Both requirements are subject to the stop-time rule found at INA § 240A(d)(1). As I explain in my book Crimmigration Law (available here), “At its simplest, the stop-time rule identifies the moment at which the continuous residence required to receive cancellation for LPRs and the continuous physical presence required to obtain cancellation for non-LPRs ends.” It is, therefore, a highly important feature of cancellation eligibility.
In Matter of Ordaz, the BIA was faced with a situation in which a migrant who is not an LPR entered the United States in 1990 and was served with an NTA in 1998. The NTA, however, was never filed with the immigration court, thus removal proceedings never started. 26 I&N Dec. at 637-38. The immigration judge took the position that the NTA’s 1998 service date triggered the stop-time rule, thus the migrant didn’t accrue the required ten years continuous physical presence.
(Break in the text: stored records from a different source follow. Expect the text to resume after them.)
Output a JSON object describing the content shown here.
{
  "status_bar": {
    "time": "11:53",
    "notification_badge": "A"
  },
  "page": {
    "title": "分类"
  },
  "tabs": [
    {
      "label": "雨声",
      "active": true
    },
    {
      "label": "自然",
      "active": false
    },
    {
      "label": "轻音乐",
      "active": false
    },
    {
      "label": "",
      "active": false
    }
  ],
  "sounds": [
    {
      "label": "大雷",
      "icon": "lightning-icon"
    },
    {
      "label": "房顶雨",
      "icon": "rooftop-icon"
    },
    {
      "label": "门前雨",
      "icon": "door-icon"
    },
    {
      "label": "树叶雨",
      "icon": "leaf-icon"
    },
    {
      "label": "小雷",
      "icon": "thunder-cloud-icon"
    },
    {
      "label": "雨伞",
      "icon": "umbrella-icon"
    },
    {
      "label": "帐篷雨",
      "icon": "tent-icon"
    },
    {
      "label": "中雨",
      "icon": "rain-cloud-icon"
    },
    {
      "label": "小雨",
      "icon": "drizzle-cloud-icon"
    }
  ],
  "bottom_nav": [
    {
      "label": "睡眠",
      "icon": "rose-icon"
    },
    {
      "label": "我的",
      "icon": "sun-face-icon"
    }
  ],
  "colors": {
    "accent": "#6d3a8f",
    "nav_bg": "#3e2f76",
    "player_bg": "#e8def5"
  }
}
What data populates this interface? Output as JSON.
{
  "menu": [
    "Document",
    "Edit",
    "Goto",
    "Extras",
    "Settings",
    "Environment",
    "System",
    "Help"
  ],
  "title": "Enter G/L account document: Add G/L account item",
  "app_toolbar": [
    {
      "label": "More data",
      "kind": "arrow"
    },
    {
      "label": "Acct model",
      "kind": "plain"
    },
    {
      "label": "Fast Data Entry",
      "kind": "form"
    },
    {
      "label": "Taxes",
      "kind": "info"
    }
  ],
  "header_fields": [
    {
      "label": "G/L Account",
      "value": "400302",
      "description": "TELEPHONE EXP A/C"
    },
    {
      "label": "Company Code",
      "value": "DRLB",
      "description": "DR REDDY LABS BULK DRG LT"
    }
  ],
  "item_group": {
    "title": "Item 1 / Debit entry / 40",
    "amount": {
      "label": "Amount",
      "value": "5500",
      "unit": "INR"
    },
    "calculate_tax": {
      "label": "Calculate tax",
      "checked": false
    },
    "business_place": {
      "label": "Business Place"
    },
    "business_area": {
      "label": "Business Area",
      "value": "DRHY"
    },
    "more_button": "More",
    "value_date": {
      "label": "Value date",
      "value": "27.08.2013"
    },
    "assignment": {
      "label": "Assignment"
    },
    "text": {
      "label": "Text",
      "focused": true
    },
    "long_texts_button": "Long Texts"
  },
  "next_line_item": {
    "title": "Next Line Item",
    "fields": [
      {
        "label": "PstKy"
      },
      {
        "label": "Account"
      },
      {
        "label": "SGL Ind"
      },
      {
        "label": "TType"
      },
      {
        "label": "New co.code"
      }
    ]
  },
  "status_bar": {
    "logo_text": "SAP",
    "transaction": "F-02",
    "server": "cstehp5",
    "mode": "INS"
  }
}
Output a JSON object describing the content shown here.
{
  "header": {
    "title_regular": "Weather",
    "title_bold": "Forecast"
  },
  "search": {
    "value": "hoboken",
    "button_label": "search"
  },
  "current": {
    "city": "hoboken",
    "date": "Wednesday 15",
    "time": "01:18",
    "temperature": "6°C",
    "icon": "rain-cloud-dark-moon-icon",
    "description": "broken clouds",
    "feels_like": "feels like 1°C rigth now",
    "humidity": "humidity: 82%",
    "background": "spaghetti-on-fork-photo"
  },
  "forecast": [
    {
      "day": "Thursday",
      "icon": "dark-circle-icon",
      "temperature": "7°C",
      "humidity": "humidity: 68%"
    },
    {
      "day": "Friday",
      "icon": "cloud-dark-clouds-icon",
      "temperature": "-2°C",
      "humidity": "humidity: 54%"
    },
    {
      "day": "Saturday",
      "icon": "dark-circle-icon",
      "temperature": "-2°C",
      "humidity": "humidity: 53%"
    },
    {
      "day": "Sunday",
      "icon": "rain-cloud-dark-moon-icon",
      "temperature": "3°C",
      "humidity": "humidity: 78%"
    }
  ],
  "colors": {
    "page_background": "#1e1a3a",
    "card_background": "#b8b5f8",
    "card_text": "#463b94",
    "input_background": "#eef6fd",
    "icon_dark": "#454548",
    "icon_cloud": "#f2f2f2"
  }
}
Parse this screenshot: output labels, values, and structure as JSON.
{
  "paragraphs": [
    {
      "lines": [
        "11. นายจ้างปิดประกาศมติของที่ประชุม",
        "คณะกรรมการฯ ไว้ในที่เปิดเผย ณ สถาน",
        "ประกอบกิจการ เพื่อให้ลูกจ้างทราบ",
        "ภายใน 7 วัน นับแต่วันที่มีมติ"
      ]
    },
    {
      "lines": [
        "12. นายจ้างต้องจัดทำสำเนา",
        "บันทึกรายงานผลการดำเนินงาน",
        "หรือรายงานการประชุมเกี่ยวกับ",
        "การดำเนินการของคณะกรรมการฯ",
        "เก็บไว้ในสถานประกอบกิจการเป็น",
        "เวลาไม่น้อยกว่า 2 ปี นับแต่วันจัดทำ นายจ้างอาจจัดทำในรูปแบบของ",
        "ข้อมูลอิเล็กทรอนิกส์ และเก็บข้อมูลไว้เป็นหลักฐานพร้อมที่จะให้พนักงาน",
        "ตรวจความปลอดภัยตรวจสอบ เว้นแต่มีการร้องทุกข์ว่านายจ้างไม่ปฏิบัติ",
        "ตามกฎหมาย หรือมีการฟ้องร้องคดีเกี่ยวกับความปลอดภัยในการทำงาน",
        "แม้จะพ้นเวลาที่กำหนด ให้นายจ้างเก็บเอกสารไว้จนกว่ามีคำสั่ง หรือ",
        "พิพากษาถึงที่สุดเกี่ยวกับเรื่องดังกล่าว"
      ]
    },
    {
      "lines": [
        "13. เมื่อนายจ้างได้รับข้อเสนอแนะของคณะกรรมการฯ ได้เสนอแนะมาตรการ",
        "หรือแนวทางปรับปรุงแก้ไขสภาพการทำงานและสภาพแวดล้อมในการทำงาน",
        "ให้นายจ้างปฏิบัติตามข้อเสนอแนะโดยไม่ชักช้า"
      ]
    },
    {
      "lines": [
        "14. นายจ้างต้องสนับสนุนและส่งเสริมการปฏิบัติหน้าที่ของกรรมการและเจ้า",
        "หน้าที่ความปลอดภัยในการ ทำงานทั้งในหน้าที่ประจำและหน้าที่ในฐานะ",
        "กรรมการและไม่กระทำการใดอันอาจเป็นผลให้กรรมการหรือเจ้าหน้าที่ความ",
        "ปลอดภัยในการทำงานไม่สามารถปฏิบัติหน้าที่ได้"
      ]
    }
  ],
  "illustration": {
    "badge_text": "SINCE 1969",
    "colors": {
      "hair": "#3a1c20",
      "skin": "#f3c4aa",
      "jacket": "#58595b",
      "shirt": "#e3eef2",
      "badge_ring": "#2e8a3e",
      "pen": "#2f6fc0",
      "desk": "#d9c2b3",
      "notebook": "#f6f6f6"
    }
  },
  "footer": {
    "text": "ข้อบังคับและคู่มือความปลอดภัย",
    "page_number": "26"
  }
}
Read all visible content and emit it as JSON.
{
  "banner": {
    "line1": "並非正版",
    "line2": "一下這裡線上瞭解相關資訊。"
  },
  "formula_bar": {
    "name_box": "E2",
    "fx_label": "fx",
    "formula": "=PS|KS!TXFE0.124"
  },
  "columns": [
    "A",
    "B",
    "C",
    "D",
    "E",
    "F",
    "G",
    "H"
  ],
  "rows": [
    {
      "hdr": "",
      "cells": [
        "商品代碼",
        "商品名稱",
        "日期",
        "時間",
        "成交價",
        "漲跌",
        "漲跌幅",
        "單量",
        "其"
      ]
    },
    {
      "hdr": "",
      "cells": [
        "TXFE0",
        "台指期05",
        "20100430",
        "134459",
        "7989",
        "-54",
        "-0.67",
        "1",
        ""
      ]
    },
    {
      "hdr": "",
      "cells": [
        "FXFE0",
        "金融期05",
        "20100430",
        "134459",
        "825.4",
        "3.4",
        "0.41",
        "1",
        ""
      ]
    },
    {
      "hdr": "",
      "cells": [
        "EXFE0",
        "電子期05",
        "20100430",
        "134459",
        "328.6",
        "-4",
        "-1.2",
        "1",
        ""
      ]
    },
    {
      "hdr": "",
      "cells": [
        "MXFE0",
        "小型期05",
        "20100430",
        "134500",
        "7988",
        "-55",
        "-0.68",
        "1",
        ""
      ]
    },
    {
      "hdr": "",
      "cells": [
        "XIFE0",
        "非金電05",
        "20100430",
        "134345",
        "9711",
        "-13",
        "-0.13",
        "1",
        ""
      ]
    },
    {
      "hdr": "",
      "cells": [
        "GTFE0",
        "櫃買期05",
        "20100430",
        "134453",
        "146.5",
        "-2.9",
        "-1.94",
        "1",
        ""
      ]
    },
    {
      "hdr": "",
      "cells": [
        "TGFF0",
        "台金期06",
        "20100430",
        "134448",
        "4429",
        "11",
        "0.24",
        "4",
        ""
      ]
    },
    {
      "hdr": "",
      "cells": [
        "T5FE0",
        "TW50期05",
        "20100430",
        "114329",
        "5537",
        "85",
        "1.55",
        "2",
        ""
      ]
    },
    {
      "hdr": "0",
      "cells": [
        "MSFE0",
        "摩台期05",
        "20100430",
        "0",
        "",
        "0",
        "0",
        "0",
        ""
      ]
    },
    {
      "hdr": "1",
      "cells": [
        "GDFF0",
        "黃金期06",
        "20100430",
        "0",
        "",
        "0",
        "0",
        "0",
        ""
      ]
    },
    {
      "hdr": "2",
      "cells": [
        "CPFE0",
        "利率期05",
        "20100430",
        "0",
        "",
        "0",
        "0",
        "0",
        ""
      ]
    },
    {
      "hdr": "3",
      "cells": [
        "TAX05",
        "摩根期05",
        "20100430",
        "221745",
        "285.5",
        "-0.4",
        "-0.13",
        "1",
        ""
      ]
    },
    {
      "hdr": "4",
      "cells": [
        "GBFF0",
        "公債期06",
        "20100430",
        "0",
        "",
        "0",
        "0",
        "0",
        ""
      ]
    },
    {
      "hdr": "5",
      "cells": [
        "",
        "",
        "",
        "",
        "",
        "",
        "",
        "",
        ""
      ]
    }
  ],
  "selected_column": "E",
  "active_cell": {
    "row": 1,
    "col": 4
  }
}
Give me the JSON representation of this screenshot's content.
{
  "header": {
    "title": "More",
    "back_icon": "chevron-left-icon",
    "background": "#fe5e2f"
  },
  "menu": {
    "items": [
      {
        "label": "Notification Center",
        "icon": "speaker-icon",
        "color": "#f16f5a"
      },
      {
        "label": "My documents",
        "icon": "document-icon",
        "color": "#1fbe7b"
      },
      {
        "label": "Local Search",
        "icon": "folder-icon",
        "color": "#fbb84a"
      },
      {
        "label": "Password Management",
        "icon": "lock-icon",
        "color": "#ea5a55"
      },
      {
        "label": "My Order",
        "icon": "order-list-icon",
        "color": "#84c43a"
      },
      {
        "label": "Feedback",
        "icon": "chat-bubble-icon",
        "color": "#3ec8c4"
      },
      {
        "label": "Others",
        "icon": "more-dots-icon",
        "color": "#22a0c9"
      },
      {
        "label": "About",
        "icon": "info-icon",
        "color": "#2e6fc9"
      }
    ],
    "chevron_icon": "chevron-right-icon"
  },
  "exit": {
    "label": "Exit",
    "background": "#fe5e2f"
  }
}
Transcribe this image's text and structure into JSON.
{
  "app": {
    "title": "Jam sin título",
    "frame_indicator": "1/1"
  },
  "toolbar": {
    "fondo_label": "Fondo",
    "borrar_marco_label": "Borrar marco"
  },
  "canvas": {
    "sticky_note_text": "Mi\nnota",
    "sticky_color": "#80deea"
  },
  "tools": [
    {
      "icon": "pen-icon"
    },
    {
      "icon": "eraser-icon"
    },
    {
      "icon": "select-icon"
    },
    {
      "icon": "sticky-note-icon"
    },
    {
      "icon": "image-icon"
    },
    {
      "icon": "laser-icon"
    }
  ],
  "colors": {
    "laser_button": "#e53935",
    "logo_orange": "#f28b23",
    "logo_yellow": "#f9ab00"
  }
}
Id. at 638.
The Board disagreed. It was not persuaded by the federal government’s argument that the stop time rule is triggered by service of any NTA because the statute references service of “a” NTA as opposed to “the” NTA that is the basis of the removal proceedings. Id. at 639. Such an interpretation, the Board concluded, would allow the stop-time rule to be triggered by an invalid NTA. Congress could not have intended that, the Board determined. Id. at 640.
Consequently, the Board held that an NTA does not trigger the stop-time rule if it was served on a migrant “but was never used to commence proceedings.” Id. at 643. A narrow, but important outcome.